Segment Open

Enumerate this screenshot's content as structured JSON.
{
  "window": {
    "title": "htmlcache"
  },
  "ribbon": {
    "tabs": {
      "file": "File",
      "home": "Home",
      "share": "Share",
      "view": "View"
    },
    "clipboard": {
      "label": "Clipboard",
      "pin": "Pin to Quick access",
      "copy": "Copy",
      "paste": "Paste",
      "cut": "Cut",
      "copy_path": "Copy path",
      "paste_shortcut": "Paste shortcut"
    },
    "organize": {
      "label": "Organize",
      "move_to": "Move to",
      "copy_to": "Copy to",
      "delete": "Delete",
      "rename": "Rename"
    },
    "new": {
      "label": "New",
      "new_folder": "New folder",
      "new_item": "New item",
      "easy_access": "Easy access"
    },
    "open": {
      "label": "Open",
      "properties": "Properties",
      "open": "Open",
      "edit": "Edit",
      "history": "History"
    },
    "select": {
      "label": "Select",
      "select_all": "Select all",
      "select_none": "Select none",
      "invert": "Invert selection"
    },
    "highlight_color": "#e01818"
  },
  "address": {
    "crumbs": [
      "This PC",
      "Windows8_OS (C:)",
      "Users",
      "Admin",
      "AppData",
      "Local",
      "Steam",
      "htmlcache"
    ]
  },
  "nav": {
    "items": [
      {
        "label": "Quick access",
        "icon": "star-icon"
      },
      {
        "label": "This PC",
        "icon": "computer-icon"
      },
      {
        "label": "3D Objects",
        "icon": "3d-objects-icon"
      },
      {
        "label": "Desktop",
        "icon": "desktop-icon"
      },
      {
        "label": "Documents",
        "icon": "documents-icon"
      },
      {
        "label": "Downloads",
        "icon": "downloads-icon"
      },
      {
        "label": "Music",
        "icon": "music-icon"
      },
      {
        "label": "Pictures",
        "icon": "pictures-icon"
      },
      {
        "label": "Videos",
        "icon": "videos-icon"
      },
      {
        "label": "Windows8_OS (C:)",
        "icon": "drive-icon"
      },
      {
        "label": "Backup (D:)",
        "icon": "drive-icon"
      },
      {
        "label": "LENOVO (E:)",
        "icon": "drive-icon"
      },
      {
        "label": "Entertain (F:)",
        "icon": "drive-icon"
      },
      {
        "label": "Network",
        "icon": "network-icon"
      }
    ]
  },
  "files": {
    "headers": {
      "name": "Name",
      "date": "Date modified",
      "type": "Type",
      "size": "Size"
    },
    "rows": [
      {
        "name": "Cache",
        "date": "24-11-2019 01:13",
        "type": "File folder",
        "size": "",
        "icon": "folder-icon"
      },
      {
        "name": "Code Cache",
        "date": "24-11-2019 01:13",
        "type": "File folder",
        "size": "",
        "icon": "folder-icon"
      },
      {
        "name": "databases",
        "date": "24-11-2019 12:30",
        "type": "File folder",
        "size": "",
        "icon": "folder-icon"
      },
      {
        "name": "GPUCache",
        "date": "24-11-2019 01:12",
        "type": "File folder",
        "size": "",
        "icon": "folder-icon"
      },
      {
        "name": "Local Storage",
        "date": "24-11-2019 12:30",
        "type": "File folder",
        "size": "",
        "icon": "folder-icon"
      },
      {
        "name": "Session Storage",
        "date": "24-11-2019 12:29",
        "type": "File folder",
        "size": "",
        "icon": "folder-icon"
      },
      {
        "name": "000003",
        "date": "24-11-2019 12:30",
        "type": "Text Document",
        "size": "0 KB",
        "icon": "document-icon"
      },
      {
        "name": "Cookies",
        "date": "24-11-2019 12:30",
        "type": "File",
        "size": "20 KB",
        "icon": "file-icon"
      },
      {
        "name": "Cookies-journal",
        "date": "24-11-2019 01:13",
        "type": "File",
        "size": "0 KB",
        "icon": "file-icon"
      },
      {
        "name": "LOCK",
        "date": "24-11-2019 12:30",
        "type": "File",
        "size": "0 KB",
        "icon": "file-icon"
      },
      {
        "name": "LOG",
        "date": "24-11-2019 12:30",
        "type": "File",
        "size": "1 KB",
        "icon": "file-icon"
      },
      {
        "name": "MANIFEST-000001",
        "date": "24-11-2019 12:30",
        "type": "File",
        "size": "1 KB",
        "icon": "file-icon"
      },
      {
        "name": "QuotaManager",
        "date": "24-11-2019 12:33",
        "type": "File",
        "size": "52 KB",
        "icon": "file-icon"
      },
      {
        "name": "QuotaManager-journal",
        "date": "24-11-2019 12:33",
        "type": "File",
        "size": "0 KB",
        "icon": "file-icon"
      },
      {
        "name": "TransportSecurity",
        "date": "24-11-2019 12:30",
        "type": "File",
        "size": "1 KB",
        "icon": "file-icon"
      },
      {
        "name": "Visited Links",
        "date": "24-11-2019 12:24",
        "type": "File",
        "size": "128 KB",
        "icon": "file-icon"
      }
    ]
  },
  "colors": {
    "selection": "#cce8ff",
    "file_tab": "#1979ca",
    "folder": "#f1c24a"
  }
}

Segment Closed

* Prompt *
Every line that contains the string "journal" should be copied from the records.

* Answer for the task *
        "name": "Cookies-journal",
        "name": "QuotaManager-journal",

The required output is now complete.